One of the results (and advantages!) of working on rhythm in this way is that students become much more sensitive to the melodic and rhythmic shape of phrases. They become aware of larger rhythmic groupings-strong beats and weak beats-as they move and chant. Then, as they shift their attention away from beat structure to phrase structure, their focus is not on upbeats and downbeats but on emphasis and de-emphasis . . . the elasticity, if you will, that is required in performance to give life to musical phrases.7
I have found the use of Gordon syllables and music learning theory to be a revelation. I have radically changed my approach to teaching throughout the past four years, and not only have my students developed a stronger kinesthetic understanding of music-so have I!
For a practical guide that explains how children learn, please read The Ways Children Learn Music: An Introduction and Practical Guide to Music Leaning Theory, by Eric Bluestine, (1995), published by GIA. (The 2nd Edition was recently released.) This is one of the most practical books about learning theory in print today. You may also find it useful to visit the official Gordon/Music Learning Theory website, which contains a wealth of information about how children learn music: www.unm.edu/~audiate/home.html.
By the time most of my piano students reach the dance rhythms of intermediate level repertoire, their understanding of pulse and meter is quite well developed. At that point, we can dance and sing the pieces they are working on. It is pretty typical to see a second or third-year student dance a minuet or waltz all around the room while we both chant the rhythmic solfege or sing the melody (or the bass!) of the composition. If students have difficulty maintaining a steady pulse while performing at the piano, we return to dancing and singing so that they can truly feel the space in between the beats. I encourage students to spend some of their practice time away from the keyboard doing things like patsching the beat while speaking the rhythms or dancing while singing. This time often yields more musical results than their time at the keyboard because they have spent time internalizing the music.

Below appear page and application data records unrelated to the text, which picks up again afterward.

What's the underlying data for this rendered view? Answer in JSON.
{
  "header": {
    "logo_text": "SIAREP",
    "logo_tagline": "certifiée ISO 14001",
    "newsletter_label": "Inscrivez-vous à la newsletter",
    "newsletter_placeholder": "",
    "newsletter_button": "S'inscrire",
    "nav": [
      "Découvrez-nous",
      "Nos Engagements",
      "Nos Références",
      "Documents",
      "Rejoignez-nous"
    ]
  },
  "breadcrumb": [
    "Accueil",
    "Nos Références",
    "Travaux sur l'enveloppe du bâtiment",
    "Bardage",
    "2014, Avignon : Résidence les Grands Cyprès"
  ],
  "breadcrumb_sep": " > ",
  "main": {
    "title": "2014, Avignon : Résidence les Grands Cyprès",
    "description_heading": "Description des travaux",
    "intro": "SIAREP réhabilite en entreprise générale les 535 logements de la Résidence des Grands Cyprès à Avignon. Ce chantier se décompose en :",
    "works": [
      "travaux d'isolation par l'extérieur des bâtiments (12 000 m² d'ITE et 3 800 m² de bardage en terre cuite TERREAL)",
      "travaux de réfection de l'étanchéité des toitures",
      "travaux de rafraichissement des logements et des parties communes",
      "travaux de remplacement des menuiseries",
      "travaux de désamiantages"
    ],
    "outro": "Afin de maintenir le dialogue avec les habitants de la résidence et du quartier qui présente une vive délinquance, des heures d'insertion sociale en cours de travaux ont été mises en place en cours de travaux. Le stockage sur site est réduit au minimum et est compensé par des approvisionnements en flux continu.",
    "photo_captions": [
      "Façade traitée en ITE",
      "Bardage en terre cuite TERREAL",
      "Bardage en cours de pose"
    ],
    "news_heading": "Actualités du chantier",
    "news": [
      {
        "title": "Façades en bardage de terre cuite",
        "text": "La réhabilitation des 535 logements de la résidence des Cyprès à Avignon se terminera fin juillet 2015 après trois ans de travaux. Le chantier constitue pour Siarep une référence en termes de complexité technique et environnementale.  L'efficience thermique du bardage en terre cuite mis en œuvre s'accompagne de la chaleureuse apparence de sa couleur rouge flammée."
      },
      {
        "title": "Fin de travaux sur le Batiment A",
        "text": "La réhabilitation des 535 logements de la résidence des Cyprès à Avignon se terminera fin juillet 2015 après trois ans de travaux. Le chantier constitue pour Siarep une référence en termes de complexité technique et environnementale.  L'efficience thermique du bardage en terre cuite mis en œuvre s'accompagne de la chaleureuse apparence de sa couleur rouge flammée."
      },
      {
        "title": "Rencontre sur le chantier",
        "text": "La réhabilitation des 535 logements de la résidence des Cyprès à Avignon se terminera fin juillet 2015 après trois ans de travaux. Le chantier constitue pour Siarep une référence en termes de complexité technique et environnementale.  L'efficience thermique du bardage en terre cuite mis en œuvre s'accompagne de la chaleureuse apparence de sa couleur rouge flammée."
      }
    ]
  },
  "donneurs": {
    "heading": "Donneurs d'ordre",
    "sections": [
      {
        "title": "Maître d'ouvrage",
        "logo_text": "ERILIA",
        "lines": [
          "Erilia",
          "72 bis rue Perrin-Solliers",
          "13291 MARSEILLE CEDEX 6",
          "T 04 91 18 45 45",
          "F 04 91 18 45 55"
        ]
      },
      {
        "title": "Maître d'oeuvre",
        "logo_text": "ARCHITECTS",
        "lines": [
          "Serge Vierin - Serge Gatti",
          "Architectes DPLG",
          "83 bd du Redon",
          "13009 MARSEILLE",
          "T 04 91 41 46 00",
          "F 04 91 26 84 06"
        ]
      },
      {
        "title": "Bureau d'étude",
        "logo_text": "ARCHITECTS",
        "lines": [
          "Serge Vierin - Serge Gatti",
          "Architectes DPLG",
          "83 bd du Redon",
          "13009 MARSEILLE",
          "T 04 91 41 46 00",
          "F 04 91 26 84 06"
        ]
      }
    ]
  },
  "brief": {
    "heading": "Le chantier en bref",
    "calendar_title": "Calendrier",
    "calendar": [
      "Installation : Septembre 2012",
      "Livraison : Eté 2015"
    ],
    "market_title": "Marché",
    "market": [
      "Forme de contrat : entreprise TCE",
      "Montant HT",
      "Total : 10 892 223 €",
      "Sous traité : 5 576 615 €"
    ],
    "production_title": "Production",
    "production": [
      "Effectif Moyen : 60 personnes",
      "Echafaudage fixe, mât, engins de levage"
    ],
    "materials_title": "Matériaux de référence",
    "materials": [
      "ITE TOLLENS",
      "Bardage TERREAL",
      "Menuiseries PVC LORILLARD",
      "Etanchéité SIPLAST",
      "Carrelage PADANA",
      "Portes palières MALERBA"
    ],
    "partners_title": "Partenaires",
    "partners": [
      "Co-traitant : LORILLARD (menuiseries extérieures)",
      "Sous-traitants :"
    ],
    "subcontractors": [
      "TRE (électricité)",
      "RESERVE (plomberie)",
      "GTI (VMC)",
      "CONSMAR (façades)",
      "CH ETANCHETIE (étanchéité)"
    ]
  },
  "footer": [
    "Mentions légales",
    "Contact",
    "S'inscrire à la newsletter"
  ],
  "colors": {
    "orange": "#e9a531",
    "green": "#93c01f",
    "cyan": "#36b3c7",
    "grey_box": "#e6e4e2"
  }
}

1 Bluestine, Eric. 1995. The Ways Children Learn Music: An Introduction and Practical Guide to Music Learning Theory. Chicago: GIA. Page 39.
2 Ibid. page 40.
3 While the system is often named after Edwin Gordon, 'James Froseth and Albert Blaser also contributed to its construction.' For more information about the Gordon rhythm language, please refer to The Ways Children Learn Music or to Edwin Gordon's Learning Sequences in Music: Skill, Content, and Patterns, (1989). Chicago: GIA.
4 The syllables are pronounced phonetically. Therefore, 'du' is pronounced 'doo,' 'de' is pronounced 'day,' 'ta' is pronounced 'tah,' 'da' is pronounced 'dah,' and 'di' is pronounced 'dee.'
5 The term 'audiation' was coined by Edwin Gordon to refer to the 'sense of music that tells [a person] when to sing what.' It's the sense of inner hearing-the sense of being able to know what will happen next.
6 Bluestine. Page 96.
7 From an email correspondence with Eric Bluestine, September 2000.
KATHLEEN THEISEN, NCTM, is Director of Choral Activities at the Dana Hall School in Wellesley, Massachusetts, where she directs eight choirs involving more than 220 young women, and is responsible for over fifteen major productions a year. She has been an active private voice and piano instructor for eleven years. This season, she will perform in both Gondoliers and Un ballo in maschera with the Boston Academy of Music.